Washington, Jun 30 (EFE).- More than 100 abortion rights supporters mounted an act of civil disobedience here Thursday to protest the Supreme Court’s overturning of Roe v. Wade, the 1973 decision that made abortion legal throughout the United States.
Sporting green bandannas, protesters marched several blocks behind a banner emblazoned with “We Won’t Back Down,” before arriving at an intersection near the Supreme Court building in Washington, where they sat down on the road.
Not all of the marchers took part in the sit-in, but they remained at the scene to cheer as their comrades were led away by police.
The US Capitol Police said they arrested 181 people, including Congresswoman Judy Chu, a California Democrat.
One of the organizers of the protest told Efe that the detainees would be released and ordered to pay a fine of $50.
“We expected around 300 people, but it’s very exciting for us,” she said when asked about the level of participation, though two young women who traveled to Washington from other states said they were disappointed to see so few people on the street.
One of them identified herself as a resident of Ohio, where last Friday’s Supreme Court ruling was followed within hours by the enactment of a law prohibiting abortion after the sixth week of pregnancy, with no exceptions.
Ohio was among the states that had already passed new abortion restrictions or outright bans – known as “trigger laws” – set to take effect automatically upon the overturning of Roe And one of the marchers on Thursday carried a sign reading: “I’m from Louisiana, a trigger state.”
The Guttmacher Institute, a reproductive-rights think tank, forecast that 26 Republican-controlled states will likely move to outlaw abortion now that Roe is no longer the law of the land.
Planned Parenthood says those 26 states are home to 36 million women of child-bearing age.
But pro-choice groups have launched legal challenges to some of the trigger laws and federal judges have issued injunctions to block the total abortion bans that took effect in Louisiana, Texas, and Kentucky.
The ruling last Friday in Dobbs v. Jackson Women’s Health Organization upheld a 2018 Mississippi state law that banned most abortions after 15 weeks of pregnancy.
In 1973, when the Supreme Court found in favor of Norma McCorvey (“Jane Roe”) in her suit against the state of Texas for prohibiting her from having an abortion, the procedure was only legal in 17 of the 50 states and illegal abortions were common.

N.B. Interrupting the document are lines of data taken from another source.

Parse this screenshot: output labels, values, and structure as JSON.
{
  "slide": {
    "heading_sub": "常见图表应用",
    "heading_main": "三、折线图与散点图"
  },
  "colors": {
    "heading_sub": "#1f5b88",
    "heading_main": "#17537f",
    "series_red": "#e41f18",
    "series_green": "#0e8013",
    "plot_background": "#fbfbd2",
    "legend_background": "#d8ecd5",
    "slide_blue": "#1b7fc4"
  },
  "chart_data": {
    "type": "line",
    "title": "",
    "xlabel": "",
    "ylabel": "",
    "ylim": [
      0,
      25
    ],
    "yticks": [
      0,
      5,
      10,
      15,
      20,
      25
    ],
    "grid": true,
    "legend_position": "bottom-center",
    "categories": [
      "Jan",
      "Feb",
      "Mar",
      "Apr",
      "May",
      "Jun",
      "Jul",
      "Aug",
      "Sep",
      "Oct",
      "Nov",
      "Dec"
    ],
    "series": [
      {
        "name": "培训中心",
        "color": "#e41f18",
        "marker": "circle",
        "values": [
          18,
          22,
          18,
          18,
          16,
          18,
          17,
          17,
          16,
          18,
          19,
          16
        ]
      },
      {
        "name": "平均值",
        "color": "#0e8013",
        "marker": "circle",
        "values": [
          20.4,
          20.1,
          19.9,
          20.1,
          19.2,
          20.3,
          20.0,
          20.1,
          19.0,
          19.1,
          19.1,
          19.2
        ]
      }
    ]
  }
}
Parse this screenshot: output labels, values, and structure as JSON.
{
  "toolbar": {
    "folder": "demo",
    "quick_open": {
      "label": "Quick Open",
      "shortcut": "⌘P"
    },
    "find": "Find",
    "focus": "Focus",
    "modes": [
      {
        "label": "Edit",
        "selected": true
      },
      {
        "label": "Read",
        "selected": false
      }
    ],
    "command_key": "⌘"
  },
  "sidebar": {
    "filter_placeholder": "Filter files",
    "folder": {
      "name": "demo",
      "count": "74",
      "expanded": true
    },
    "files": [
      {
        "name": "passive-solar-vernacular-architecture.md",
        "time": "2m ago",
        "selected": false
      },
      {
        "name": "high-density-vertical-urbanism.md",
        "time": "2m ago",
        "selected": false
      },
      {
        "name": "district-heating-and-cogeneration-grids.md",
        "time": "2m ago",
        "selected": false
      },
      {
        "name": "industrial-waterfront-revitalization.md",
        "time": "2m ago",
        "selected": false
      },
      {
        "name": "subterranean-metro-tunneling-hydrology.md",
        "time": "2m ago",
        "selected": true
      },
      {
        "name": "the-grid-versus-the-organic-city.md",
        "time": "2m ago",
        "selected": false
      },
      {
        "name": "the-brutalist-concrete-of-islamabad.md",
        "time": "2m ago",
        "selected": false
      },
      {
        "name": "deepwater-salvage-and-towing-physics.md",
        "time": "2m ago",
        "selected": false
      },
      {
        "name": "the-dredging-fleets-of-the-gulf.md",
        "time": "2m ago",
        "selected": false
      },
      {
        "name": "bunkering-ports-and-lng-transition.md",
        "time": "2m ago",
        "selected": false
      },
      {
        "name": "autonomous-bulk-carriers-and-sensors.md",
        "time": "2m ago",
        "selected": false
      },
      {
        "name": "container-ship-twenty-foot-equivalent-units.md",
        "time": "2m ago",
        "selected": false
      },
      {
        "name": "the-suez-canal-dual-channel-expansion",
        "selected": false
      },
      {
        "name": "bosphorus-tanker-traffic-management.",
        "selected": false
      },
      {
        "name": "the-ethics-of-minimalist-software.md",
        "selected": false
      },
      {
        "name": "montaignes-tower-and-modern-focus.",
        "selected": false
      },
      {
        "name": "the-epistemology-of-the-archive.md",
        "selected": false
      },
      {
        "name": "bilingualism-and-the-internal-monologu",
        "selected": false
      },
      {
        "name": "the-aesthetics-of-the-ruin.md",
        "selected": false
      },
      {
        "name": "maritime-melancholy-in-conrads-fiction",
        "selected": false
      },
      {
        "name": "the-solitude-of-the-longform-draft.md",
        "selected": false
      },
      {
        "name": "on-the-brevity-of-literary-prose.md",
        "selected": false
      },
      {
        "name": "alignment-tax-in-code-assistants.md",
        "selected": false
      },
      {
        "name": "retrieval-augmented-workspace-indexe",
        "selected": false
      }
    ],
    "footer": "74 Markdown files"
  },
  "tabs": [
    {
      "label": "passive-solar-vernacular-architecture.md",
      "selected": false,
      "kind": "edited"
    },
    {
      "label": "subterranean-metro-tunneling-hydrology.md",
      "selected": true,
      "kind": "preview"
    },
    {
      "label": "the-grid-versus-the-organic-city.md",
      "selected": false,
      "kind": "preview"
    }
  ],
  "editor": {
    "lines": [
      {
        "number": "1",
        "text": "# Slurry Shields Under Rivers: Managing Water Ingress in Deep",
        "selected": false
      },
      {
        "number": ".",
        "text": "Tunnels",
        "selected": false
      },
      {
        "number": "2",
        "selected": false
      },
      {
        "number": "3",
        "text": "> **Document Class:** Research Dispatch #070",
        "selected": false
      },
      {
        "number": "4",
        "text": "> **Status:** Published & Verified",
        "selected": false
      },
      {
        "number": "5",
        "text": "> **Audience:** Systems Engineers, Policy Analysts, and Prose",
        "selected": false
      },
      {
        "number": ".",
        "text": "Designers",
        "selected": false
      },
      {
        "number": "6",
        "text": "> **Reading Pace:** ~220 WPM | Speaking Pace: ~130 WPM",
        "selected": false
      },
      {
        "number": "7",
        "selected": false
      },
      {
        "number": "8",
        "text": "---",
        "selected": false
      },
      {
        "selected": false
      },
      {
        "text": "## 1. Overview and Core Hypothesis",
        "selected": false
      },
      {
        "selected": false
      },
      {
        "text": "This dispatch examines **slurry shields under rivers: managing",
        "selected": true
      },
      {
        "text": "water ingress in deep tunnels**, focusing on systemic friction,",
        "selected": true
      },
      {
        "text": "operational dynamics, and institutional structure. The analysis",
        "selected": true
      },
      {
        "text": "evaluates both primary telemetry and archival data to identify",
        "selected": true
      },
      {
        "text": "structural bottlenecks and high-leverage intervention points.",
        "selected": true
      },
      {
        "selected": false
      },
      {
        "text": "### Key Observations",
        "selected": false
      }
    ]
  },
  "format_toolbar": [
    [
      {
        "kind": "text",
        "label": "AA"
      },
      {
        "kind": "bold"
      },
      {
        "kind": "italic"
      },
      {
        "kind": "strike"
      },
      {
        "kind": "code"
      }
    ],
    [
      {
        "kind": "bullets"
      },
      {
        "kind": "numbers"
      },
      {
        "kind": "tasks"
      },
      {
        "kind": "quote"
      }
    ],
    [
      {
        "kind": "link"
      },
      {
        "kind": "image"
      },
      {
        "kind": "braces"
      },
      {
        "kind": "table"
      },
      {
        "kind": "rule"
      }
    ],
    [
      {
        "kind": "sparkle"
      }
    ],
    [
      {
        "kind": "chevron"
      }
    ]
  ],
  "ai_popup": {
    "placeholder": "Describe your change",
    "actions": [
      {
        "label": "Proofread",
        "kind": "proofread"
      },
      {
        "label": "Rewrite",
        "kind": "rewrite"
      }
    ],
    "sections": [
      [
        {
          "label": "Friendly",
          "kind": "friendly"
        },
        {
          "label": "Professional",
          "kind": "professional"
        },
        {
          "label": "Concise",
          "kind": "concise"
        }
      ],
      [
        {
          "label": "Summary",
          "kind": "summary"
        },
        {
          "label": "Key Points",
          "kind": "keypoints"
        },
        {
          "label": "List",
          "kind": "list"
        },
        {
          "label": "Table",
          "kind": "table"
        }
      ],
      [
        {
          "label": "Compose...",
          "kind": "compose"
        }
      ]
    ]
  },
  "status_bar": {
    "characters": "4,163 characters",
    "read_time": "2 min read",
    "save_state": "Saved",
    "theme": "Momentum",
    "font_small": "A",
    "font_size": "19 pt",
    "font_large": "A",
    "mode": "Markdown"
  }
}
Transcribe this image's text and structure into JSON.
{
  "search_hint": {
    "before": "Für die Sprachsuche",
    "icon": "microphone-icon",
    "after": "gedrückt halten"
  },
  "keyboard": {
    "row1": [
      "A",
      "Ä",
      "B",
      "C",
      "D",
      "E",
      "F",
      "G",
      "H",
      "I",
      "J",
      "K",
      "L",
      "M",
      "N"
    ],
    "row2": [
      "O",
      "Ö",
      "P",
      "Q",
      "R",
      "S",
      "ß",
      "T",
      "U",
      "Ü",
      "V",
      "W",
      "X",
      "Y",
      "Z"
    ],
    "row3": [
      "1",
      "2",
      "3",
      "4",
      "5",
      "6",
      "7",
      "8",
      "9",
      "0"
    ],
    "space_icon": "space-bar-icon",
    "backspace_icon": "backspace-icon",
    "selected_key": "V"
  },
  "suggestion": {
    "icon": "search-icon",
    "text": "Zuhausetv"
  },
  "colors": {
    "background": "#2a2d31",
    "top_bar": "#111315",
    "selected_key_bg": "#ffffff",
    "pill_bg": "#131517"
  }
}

Prior to the Dobbs ruling, a Washington Post-ABC News Poll found that 54 percent of Americans wanted the Supreme Court to uphold Roe v. Wade. EFE jdg/dr